[RECORD EXTRACTS]

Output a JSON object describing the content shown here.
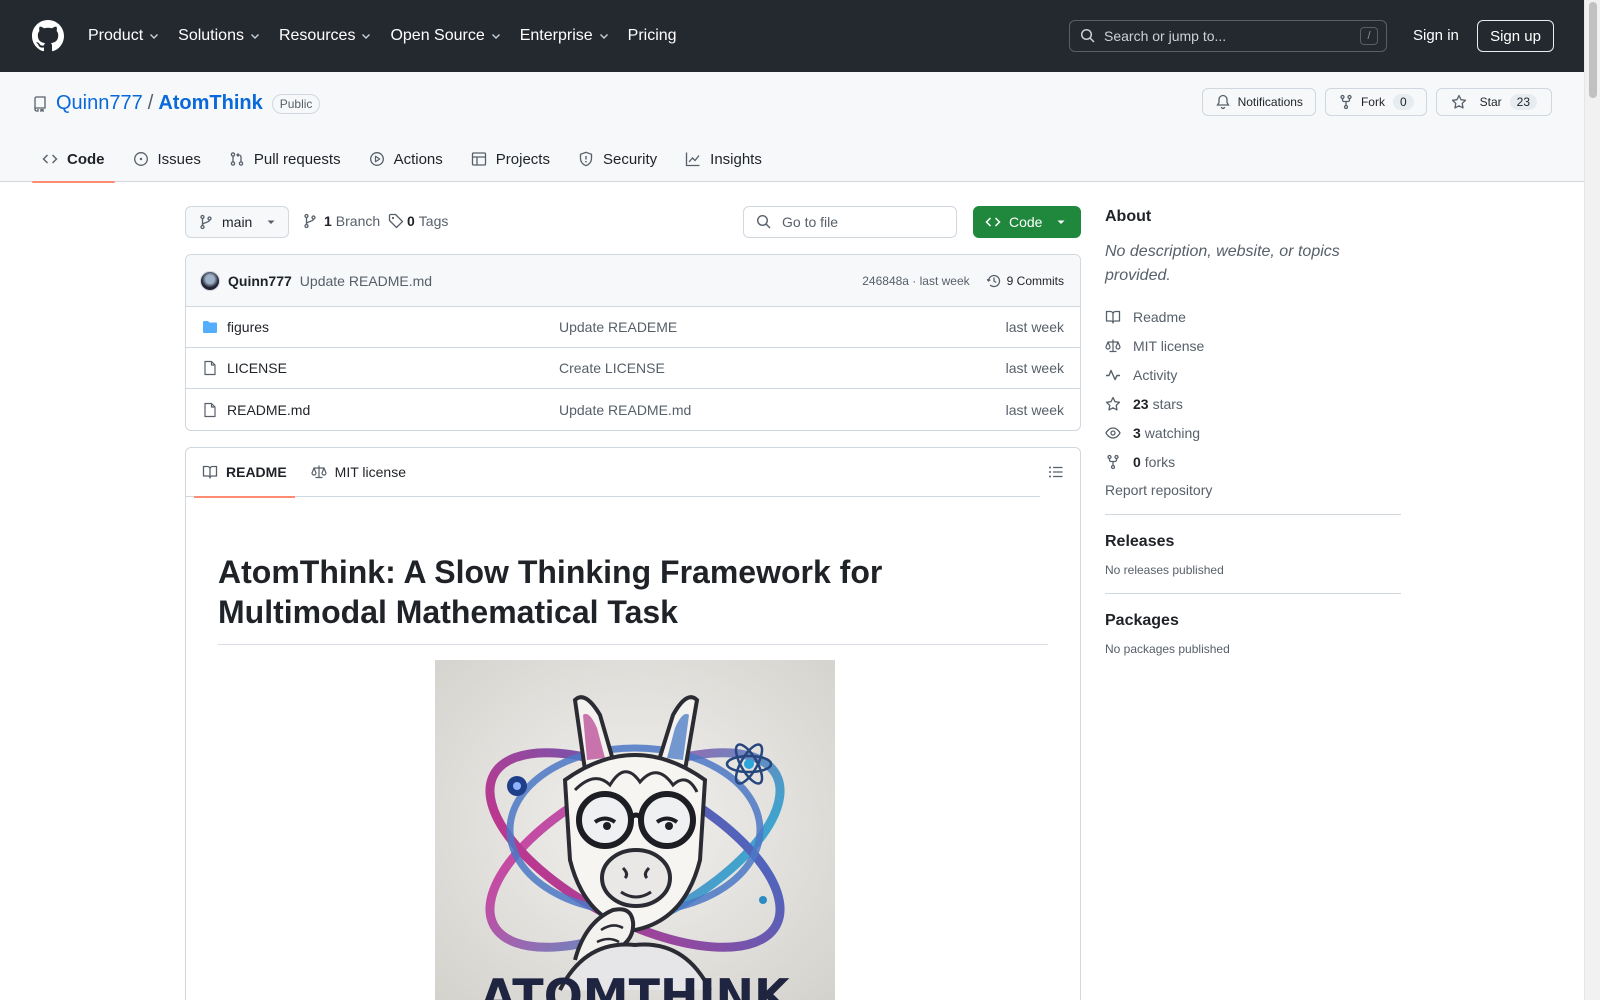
{
  "header": {
    "nav": [
      {
        "label": "Product",
        "dropdown": true
      },
      {
        "label": "Solutions",
        "dropdown": true
      },
      {
        "label": "Resources",
        "dropdown": true
      },
      {
        "label": "Open Source",
        "dropdown": true
      },
      {
        "label": "Enterprise",
        "dropdown": true
      },
      {
        "label": "Pricing",
        "dropdown": false
      }
    ],
    "search_placeholder": "Search or jump to...",
    "search_key": "/",
    "sign_in": "Sign in",
    "sign_up": "Sign up"
  },
  "repo": {
    "owner": "Quinn777",
    "separator": "/",
    "name": "AtomThink",
    "visibility": "Public",
    "notifications_label": "Notifications",
    "fork_label": "Fork",
    "fork_count": "0",
    "star_label": "Star",
    "star_count": "23",
    "tabs": [
      "Code",
      "Issues",
      "Pull requests",
      "Actions",
      "Projects",
      "Security",
      "Insights"
    ],
    "active_tab": "Code"
  },
  "toolbar": {
    "branch": "main",
    "branch_count": "1",
    "branch_label": "Branch",
    "tag_count": "0",
    "tag_label": "Tags",
    "goto_file": "Go to file",
    "code_button": "Code"
  },
  "commit": {
    "author": "Quinn777",
    "message": "Update README.md",
    "meta": "246848a · last week",
    "commits": "9 Commits"
  },
  "files": [
    {
      "type": "folder",
      "name": "figures",
      "message": "Update READEME",
      "date": "last week"
    },
    {
      "type": "file",
      "name": "LICENSE",
      "message": "Create LICENSE",
      "date": "last week"
    },
    {
      "type": "file",
      "name": "README.md",
      "message": "Update README.md",
      "date": "last week"
    }
  ],
  "readme": {
    "tabs": [
      "README",
      "MIT license"
    ],
    "heading": "AtomThink: A Slow Thinking Framework for Multimodal Mathematical Task",
    "logo_text": "ATOMTHINK"
  },
  "sidebar": {
    "about_title": "About",
    "about_desc": "No description, website, or topics provided.",
    "links": {
      "readme": "Readme",
      "license": "MIT license",
      "activity": "Activity",
      "stars_count": "23",
      "stars_label": "stars",
      "watching_count": "3",
      "watching_label": "watching",
      "forks_count": "0",
      "forks_label": "forks"
    },
    "report": "Report repository",
    "releases_title": "Releases",
    "releases_text": "No releases published",
    "packages_title": "Packages",
    "packages_text": "No packages published"
  },
  "colors": {
    "header_bg": "#24292f",
    "link": "#0969da",
    "primary_button": "#1f883d",
    "tab_underline": "#fd8c73",
    "folder_icon": "#54aeff"
  }
}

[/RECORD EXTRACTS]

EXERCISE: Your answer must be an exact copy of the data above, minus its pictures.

EXERCISE RESULT:
Output a JSON object describing the content shown here.
{
  "header": {
    "nav": [
      {
        "label": "Product",
        "dropdown": true
      },
      {
        "label": "Solutions",
        "dropdown": true
      },
      {
        "label": "Resources",
        "dropdown": true
      },
      {
        "label": "Open Source",
        "dropdown": true
      },
      {
        "label": "Enterprise",
        "dropdown": true
      },
      {
        "label": "Pricing",
        "dropdown": false
      }
    ],
    "search_placeholder": "Search or jump to...",
    "search_key": "/",
    "sign_in": "Sign in",
    "sign_up": "Sign up"
  },
  "repo": {
    "owner": "Quinn777",
    "separator": "/",
    "name": "AtomThink",
    "visibility": "Public",
    "notifications_label": "Notifications",
    "fork_label": "Fork",
    "fork_count": "0",
    "star_label": "Star",
    "star_count": "23",
    "tabs": [
      "Code",
      "Issues",
      "Pull requests",
      "Actions",
      "Projects",
      "Security",
      "Insights"
    ],
    "active_tab": "Code"
  },
  "toolbar": {
    "branch": "main",
    "branch_count": "1",
    "branch_label": "Branch",
    "tag_count": "0",
    "tag_label": "Tags",
    "goto_file": "Go to file",
    "code_button": "Code"
  },
  "commit": {
    "author": "Quinn777",
    "message": "Update README.md",
    "meta": "246848a · last week",
    "commits": "9 Commits"
  },
  "files": [
    {
      "type": "folder",
      "name": "figures",
      "message": "Update READEME",
      "date": "last week"
    },
    {
      "type": "file",
      "name": "LICENSE",
      "message": "Create LICENSE",
      "date": "last week"
    },
    {
      "type": "file",
      "name": "README.md",
      "message": "Update README.md",
      "date": "last week"
    }
  ],
  "readme": {
    "tabs": [
      "README",
      "MIT license"
    ],
    "heading": "AtomThink: A Slow Thinking Framework for Multimodal Mathematical Task",
    "logo_text": "ATOMTHINK"
  },
  "sidebar": {
    "about_title": "About",
    "about_desc": "No description, website, or topics provided.",
    "links": {
      "readme": "Readme",
      "license": "MIT license",
      "activity": "Activity",
      "stars_count": "23",
      "stars_label": "stars",
      "watching_count": "3",
      "watching_label": "watching",
      "forks_count": "0",
      "forks_label": "forks"
    },
    "report": "Report repository",
    "releases_title": "Releases",
    "releases_text": "No releases published",
    "packages_title": "Packages",
    "packages_text": "No packages published"
  },
  "colors": {
    "header_bg": "#24292f",
    "link": "#0969da",
    "primary_button": "#1f883d",
    "tab_underline": "#fd8c73",
    "folder_icon": "#54aeff"
  }
}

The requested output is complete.